- _TASK GOAL_
Across all the records below, count the lines that hold "Rhode". State only that figure.

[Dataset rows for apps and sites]
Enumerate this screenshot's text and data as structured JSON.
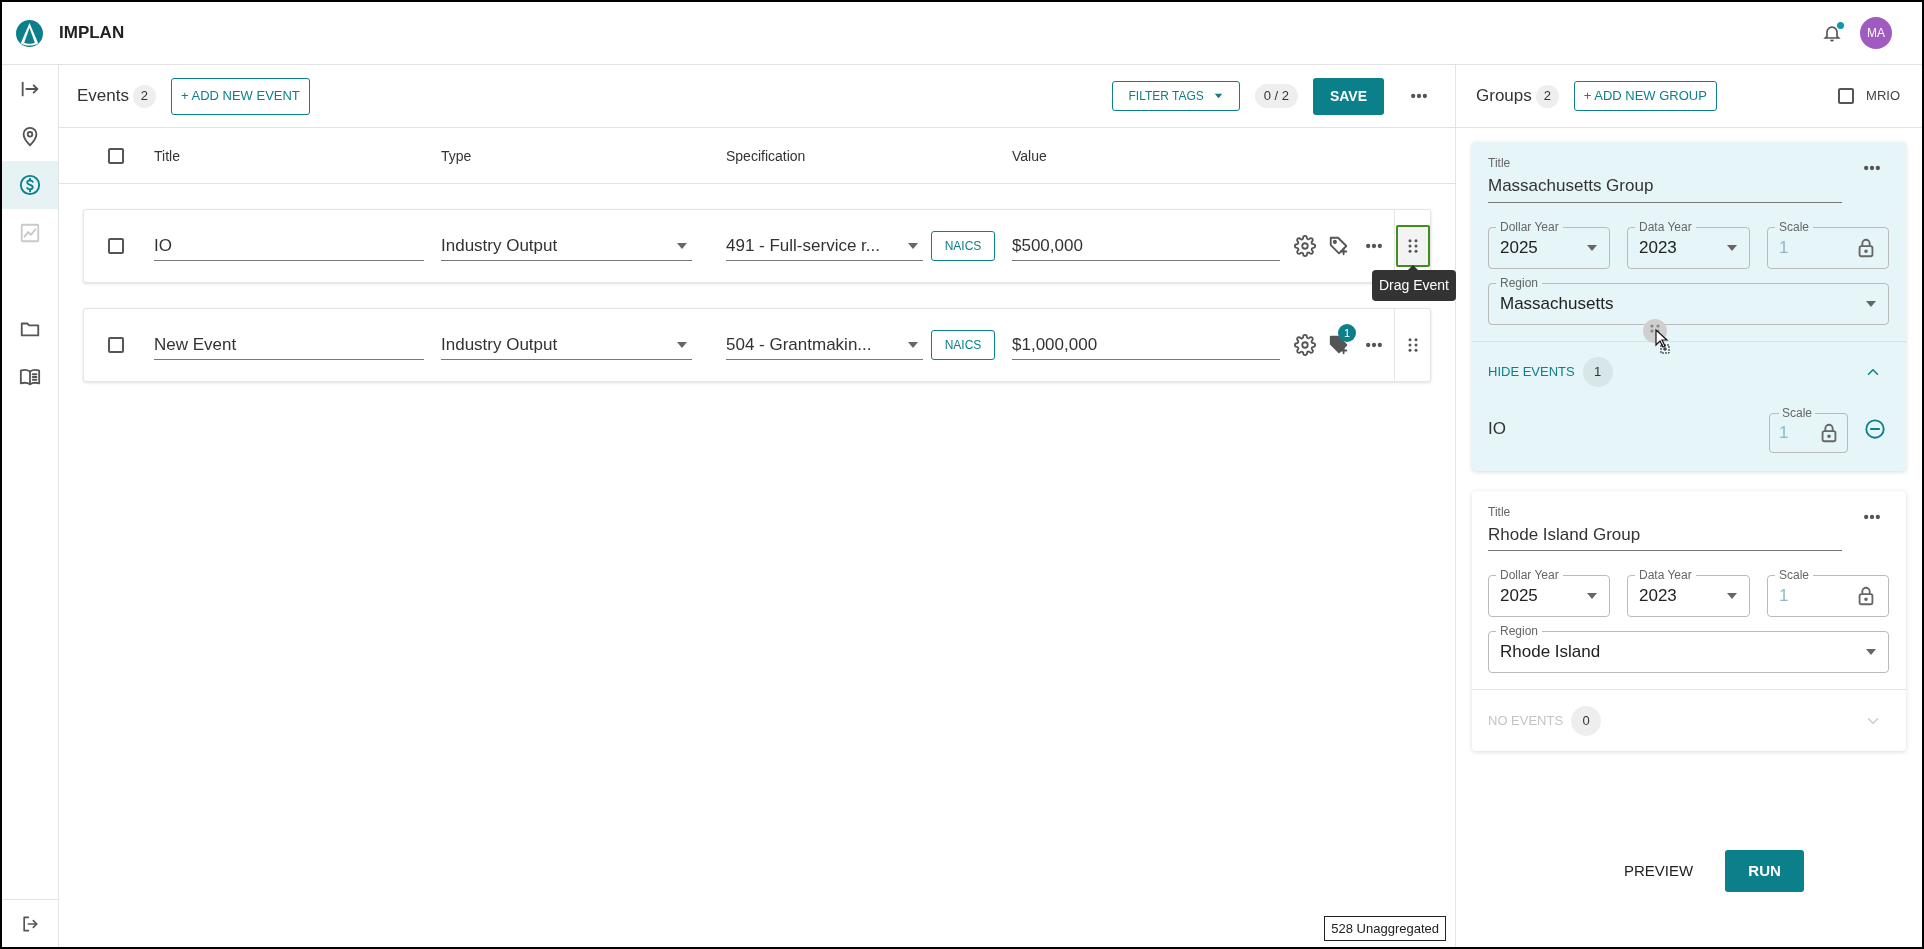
{
  "app": {
    "name": "IMPLAN"
  },
  "header": {
    "notification_dot": true,
    "avatar": "MA"
  },
  "sidebar": {
    "items": [
      {
        "kind": "expand",
        "selected": false,
        "disabled": false
      },
      {
        "kind": "location",
        "selected": false,
        "disabled": false
      },
      {
        "kind": "dollar",
        "selected": true,
        "disabled": false
      },
      {
        "kind": "chart",
        "selected": false,
        "disabled": true
      },
      {
        "kind": "folder",
        "selected": false,
        "disabled": false
      },
      {
        "kind": "book",
        "selected": false,
        "disabled": false
      }
    ],
    "bottom_item": {
      "kind": "logout"
    }
  },
  "events_panel": {
    "title": "Events",
    "count": "2",
    "add_button": "+ ADD NEW EVENT",
    "filter_button": "FILTER TAGS",
    "selection_count": "0 / 2",
    "save_button": "SAVE"
  },
  "table": {
    "select_all_checked": false,
    "columns": [
      "Title",
      "Type",
      "Specification",
      "Value"
    ],
    "rows": [
      {
        "checked": false,
        "title": "IO",
        "type": "Industry Output",
        "specification": "491 - Full-service r...",
        "code_system": "NAICS",
        "value": "$500,000",
        "tag_badge": null,
        "drag_focused": true,
        "drag_tooltip": "Drag Event"
      },
      {
        "checked": false,
        "title": "New Event",
        "type": "Industry Output",
        "specification": "504 - Grantmakin...",
        "code_system": "NAICS",
        "value": "$1,000,000",
        "tag_badge": "1",
        "drag_focused": false,
        "drag_tooltip": null
      }
    ]
  },
  "status": "528 Unaggregated",
  "groups_panel": {
    "title": "Groups",
    "count": "2",
    "add_button": "+ ADD NEW GROUP",
    "mrio": {
      "label": "MRIO",
      "checked": false
    },
    "groups": [
      {
        "highlighted": true,
        "title_label": "Title",
        "title": "Massachusetts Group",
        "dollar_year": {
          "label": "Dollar Year",
          "value": "2025"
        },
        "data_year": {
          "label": "Data Year",
          "value": "2023"
        },
        "scale": {
          "label": "Scale",
          "value": "1"
        },
        "region": {
          "label": "Region",
          "value": "Massachusetts"
        },
        "events_toggle": {
          "label": "HIDE EVENTS",
          "count": "1",
          "expanded": true,
          "disabled": false
        },
        "events": [
          {
            "title": "IO",
            "scale_label": "Scale",
            "scale": "1"
          }
        ]
      },
      {
        "highlighted": false,
        "title_label": "Title",
        "title": "Rhode Island Group",
        "dollar_year": {
          "label": "Dollar Year",
          "value": "2025"
        },
        "data_year": {
          "label": "Data Year",
          "value": "2023"
        },
        "scale": {
          "label": "Scale",
          "value": "1"
        },
        "region": {
          "label": "Region",
          "value": "Rhode Island"
        },
        "events_toggle": {
          "label": "NO EVENTS",
          "count": "0",
          "expanded": false,
          "disabled": true
        }
      }
    ]
  },
  "footer": {
    "preview_button": "PREVIEW",
    "run_button": "RUN"
  }
}
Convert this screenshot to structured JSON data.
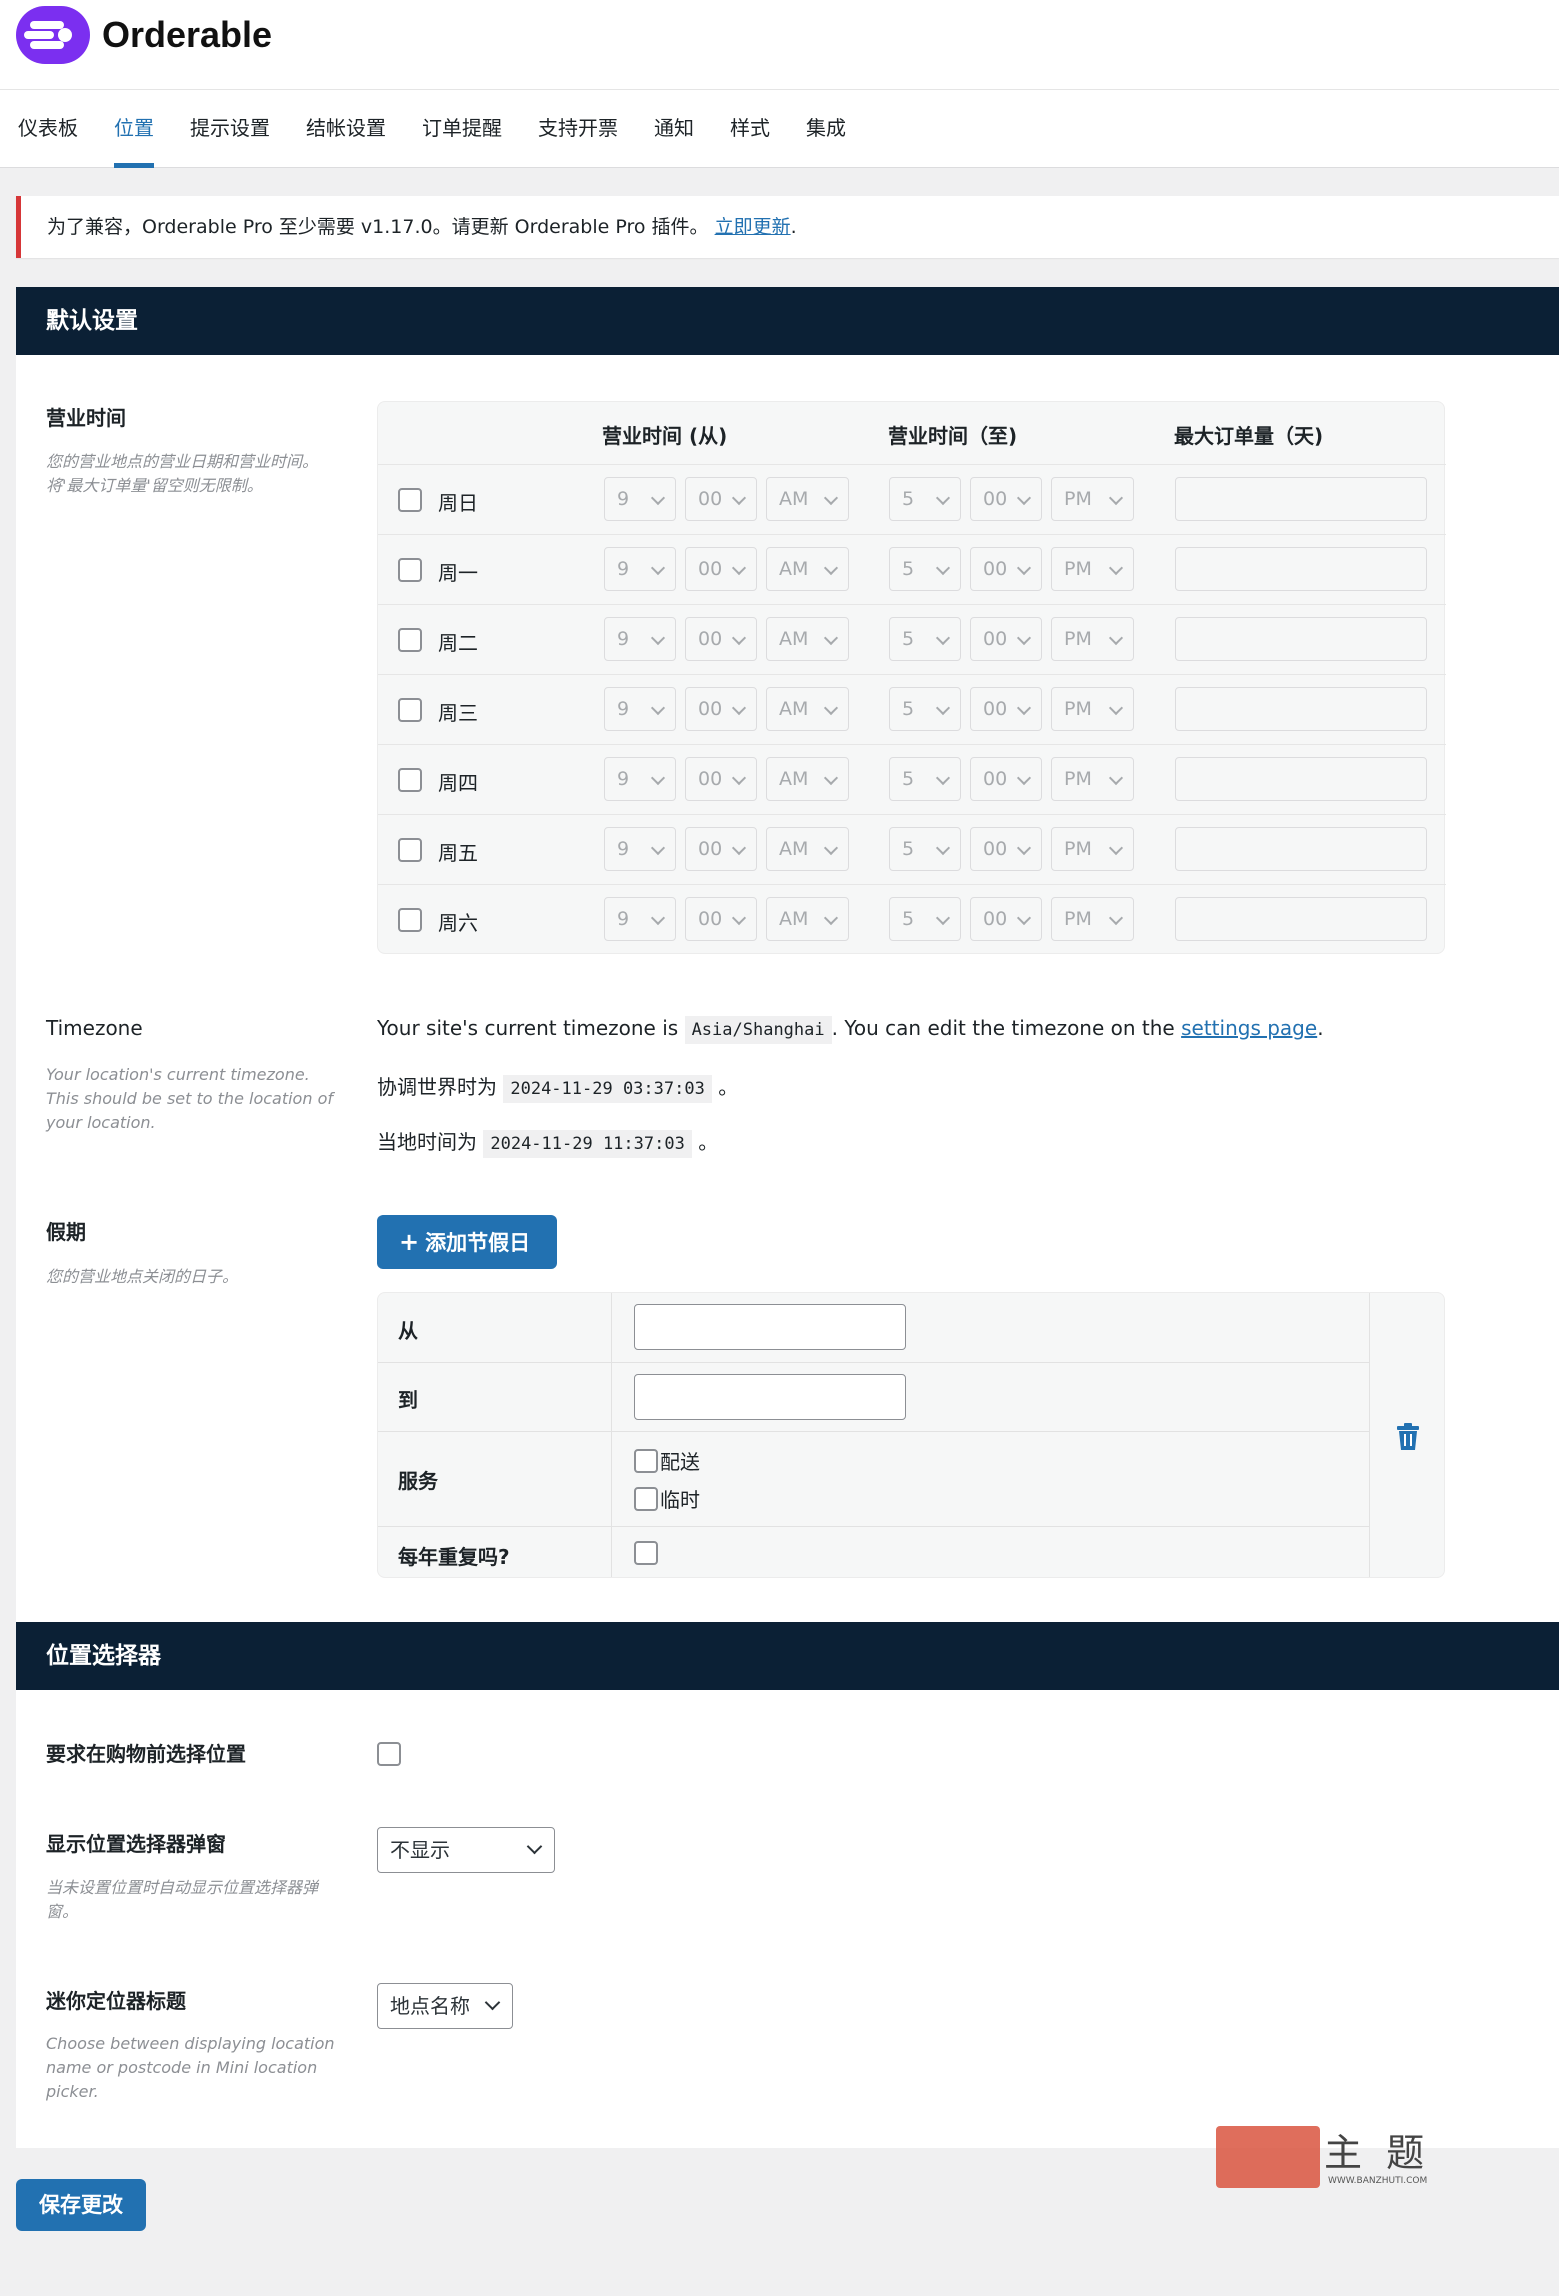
{
  "brand": {
    "name": "Orderable",
    "color": "#7b2ff0"
  },
  "tabs": [
    {
      "label": "仪表板",
      "active": false
    },
    {
      "label": "位置",
      "active": true
    },
    {
      "label": "提示设置",
      "active": false
    },
    {
      "label": "结帐设置",
      "active": false
    },
    {
      "label": "订单提醒",
      "active": false
    },
    {
      "label": "支持开票",
      "active": false
    },
    {
      "label": "通知",
      "active": false
    },
    {
      "label": "样式",
      "active": false
    },
    {
      "label": "集成",
      "active": false
    }
  ],
  "notice": {
    "text": "为了兼容，Orderable Pro 至少需要 v1.17.0。请更新 Orderable Pro 插件。",
    "link": "立即更新",
    "suffix": "."
  },
  "defaults": {
    "title": "默认设置",
    "hours": {
      "label": "营业时间",
      "desc": "您的营业地点的营业日期和营业时间。将'最大订单量'留空则无限制。",
      "col_from": "营业时间 (从)",
      "col_to": "营业时间（至)",
      "col_max": "最大订单量（天)",
      "from": {
        "hour": "9",
        "minute": "00",
        "ampm": "AM"
      },
      "to": {
        "hour": "5",
        "minute": "00",
        "ampm": "PM"
      },
      "days": [
        "周日",
        "周一",
        "周二",
        "周三",
        "周四",
        "周五",
        "周六"
      ]
    },
    "timezone": {
      "label": "Timezone",
      "desc": "Your location's current timezone. This should be set to the location of your location.",
      "line1_pre": "Your site's current timezone is",
      "tz": "Asia/Shanghai",
      "line1_mid": ". You can edit the timezone on the",
      "link": "settings page",
      "line1_end": ".",
      "utc_pre": "协调世界时为",
      "utc": "2024-11-29 03:37:03",
      "local_pre": "当地时间为",
      "local": "2024-11-29 11:37:03",
      "dot": "。"
    },
    "holiday": {
      "label": "假期",
      "desc": "您的营业地点关闭的日子。",
      "add_button": "添加节假日",
      "from": "从",
      "to": "到",
      "services": "服务",
      "service_delivery": "配送",
      "service_pickup": "临时",
      "repeat": "每年重复吗?"
    }
  },
  "selector": {
    "title": "位置选择器",
    "require_label": "要求在购物前选择位置",
    "popup_label": "显示位置选择器弹窗",
    "popup_desc": "当未设置位置时自动显示位置选择器弹窗。",
    "popup_value": "不显示",
    "mini_label": "迷你定位器标题",
    "mini_desc": "Choose between displaying location name or postcode in Mini location picker.",
    "mini_value": "地点名称"
  },
  "save_button": "保存更改",
  "watermark": {
    "main": "主 题",
    "sub": "WWW.BANZHUTI.COM"
  }
}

- _SOLUTION TO THE EXERCISE_
2